Set down every record once more, exactly as given.
= Beginning of Section =
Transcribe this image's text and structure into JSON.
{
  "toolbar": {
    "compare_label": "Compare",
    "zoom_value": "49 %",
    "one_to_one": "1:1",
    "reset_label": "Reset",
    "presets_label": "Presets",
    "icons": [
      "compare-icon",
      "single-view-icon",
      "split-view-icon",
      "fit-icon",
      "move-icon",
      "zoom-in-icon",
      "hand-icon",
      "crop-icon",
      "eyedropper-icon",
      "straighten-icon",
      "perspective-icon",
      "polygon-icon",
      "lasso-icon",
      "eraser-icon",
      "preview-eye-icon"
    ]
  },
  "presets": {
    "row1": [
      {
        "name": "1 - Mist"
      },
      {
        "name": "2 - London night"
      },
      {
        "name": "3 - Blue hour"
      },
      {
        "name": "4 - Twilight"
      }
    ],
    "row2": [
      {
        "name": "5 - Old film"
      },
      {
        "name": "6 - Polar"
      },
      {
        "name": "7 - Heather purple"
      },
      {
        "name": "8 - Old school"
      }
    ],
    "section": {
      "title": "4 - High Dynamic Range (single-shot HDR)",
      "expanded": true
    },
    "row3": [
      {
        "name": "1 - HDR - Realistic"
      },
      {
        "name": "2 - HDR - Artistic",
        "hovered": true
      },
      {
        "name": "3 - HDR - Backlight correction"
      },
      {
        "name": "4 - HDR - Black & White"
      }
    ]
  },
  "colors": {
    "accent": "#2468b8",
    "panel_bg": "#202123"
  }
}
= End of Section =
▶ [Solution to this exercise]:
Transcribe this image's text and structure into JSON.
{
  "toolbar": {
    "compare_label": "Compare",
    "zoom_value": "49 %",
    "one_to_one": "1:1",
    "reset_label": "Reset",
    "presets_label": "Presets",
    "icons": [
      "compare-icon",
      "single-view-icon",
      "split-view-icon",
      "fit-icon",
      "move-icon",
      "zoom-in-icon",
      "hand-icon",
      "crop-icon",
      "eyedropper-icon",
      "straighten-icon",
      "perspective-icon",
      "polygon-icon",
      "lasso-icon",
      "eraser-icon",
      "preview-eye-icon"
    ]
  },
  "presets": {
    "row1": [
      {
        "name": "1 - Mist"
      },
      {
        "name": "2 - London night"
      },
      {
        "name": "3 - Blue hour"
      },
      {
        "name": "4 - Twilight"
      }
    ],
    "row2": [
      {
        "name": "5 - Old film"
      },
      {
        "name": "6 - Polar"
      },
      {
        "name": "7 - Heather purple"
      },
      {
        "name": "8 - Old school"
      }
    ],
    "section": {
      "title": "4 - High Dynamic Range (single-shot HDR)",
      "expanded": true
    },
    "row3": [
      {
        "name": "1 - HDR - Realistic"
      },
      {
        "name": "2 - HDR - Artistic",
        "hovered": true
      },
      {
        "name": "3 - HDR - Backlight correction"
      },
      {
        "name": "4 - HDR - Black & White"
      }
    ]
  },
  "colors": {
    "accent": "#2468b8",
    "panel_bg": "#202123"
  }
}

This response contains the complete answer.